(Web page and app entries)
Segment Open
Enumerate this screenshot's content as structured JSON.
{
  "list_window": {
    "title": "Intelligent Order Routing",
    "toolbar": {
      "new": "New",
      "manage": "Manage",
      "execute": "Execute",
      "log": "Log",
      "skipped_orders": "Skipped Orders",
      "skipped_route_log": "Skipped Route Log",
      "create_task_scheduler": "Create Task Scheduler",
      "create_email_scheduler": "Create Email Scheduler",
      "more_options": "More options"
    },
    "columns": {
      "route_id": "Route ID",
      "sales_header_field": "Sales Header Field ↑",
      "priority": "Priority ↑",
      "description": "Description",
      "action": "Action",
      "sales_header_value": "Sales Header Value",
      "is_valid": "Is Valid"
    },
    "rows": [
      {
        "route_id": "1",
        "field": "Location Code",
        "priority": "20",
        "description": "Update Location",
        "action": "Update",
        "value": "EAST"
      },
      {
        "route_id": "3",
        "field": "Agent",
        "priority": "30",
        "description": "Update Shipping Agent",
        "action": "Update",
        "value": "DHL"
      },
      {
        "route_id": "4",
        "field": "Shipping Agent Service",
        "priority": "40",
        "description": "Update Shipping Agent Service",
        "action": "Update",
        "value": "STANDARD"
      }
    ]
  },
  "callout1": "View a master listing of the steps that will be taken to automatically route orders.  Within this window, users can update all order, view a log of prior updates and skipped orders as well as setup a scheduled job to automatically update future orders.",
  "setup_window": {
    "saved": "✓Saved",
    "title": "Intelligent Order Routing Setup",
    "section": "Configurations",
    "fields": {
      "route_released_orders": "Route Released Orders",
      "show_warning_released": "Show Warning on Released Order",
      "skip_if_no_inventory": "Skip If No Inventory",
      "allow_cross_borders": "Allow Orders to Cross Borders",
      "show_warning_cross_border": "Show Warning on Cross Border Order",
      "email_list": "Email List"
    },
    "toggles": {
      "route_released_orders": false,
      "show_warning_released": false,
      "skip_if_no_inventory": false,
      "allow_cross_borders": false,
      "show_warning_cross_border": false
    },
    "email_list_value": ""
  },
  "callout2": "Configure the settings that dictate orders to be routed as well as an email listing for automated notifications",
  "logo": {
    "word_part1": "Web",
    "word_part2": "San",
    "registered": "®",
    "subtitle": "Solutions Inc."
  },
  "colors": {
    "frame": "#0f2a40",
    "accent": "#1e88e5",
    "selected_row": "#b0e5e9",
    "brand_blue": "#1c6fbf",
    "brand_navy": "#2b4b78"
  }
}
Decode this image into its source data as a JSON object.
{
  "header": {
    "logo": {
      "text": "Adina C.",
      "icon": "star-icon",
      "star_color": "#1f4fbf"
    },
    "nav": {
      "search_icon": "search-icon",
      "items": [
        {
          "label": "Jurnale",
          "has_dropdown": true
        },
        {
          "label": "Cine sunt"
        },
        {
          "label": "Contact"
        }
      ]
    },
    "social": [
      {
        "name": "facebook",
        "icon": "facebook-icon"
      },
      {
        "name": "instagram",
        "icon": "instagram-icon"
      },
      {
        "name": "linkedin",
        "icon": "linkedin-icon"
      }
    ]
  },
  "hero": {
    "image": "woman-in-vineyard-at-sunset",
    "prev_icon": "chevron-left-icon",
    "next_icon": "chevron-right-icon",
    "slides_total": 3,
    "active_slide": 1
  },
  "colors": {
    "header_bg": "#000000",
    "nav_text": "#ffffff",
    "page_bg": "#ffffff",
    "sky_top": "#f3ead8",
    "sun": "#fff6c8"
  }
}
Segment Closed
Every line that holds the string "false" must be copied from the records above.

**Task answer**
      "route_released_orders": false,
      "show_warning_released": false,
      "skip_if_no_inventory": false,
      "allow_cross_borders": false,
      "show_warning_cross_border": false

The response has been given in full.